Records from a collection
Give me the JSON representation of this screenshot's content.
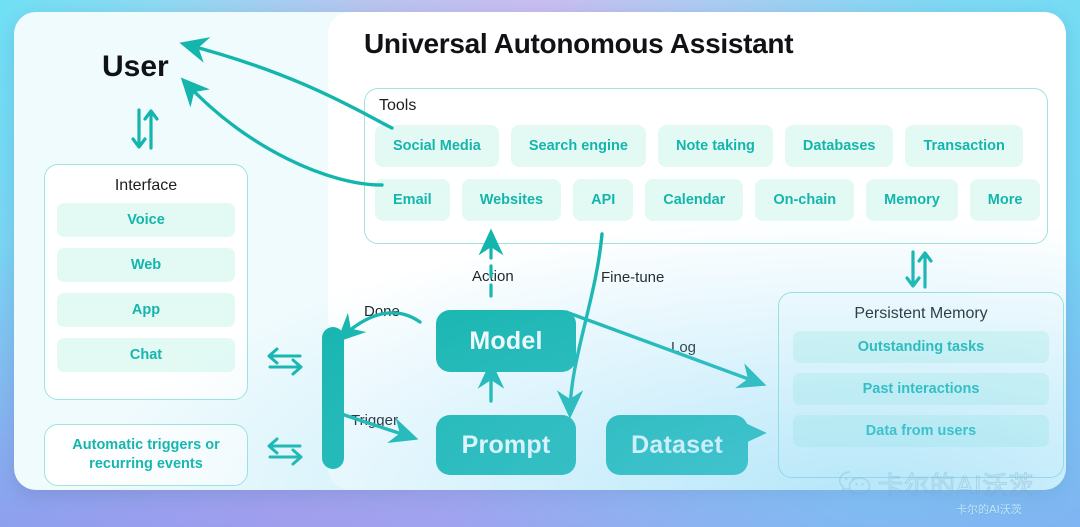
{
  "background": {
    "gradient_from": "#6fe0f5",
    "gradient_mid": "#c9bdf0",
    "gradient_to": "#6fdff5"
  },
  "theme": {
    "accent": "#14b5ad",
    "pill_bg": "#e3faf4",
    "card_bg": "#f0fbfd",
    "panel_bg": "#ffffff",
    "border": "#9fe3de",
    "text_dark": "#111215"
  },
  "left": {
    "user_title": "User",
    "user_exchange_icon": "bidirectional-vertical-arrow-icon",
    "interface": {
      "title": "Interface",
      "items": [
        {
          "label": "Voice"
        },
        {
          "label": "Web"
        },
        {
          "label": "App"
        },
        {
          "label": "Chat"
        }
      ]
    },
    "triggers": {
      "line1": "Automatic triggers or",
      "line2": "recurring events"
    },
    "exchange_icons": [
      "exchange-arrows-icon",
      "exchange-arrows-icon"
    ]
  },
  "assistant": {
    "title": "Universal Autonomous Assistant",
    "tools": {
      "label": "Tools",
      "row1": [
        {
          "label": "Social Media"
        },
        {
          "label": "Search engine"
        },
        {
          "label": "Note taking"
        },
        {
          "label": "Databases"
        },
        {
          "label": "Transaction"
        }
      ],
      "row2": [
        {
          "label": "Email"
        },
        {
          "label": "Websites"
        },
        {
          "label": "API"
        },
        {
          "label": "Calendar"
        },
        {
          "label": "On-chain"
        },
        {
          "label": "Memory"
        },
        {
          "label": "More"
        }
      ]
    },
    "flow": {
      "nodes": [
        {
          "id": "model",
          "label": "Model"
        },
        {
          "id": "prompt",
          "label": "Prompt"
        },
        {
          "id": "dataset",
          "label": "Dataset"
        }
      ],
      "labels": {
        "action": "Action",
        "done": "Done",
        "trigger": "Trigger",
        "fine_tune": "Fine-tune",
        "log": "Log"
      }
    },
    "memory": {
      "title": "Persistent Memory",
      "exchange_icon": "bidirectional-vertical-arrow-icon",
      "items": [
        {
          "label": "Outstanding tasks"
        },
        {
          "label": "Past interactions"
        },
        {
          "label": "Data from users"
        }
      ]
    }
  },
  "watermark": {
    "big_text": "卡尔的AI沃茨",
    "small_text": "卡尔的AI沃茨",
    "icon": "wechat-icon"
  }
}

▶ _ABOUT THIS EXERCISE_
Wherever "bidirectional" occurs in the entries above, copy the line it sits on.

▶ _SOLUTION_
    "user_exchange_icon": "bidirectional-vertical-arrow-icon",
      "exchange_icon": "bidirectional-vertical-arrow-icon",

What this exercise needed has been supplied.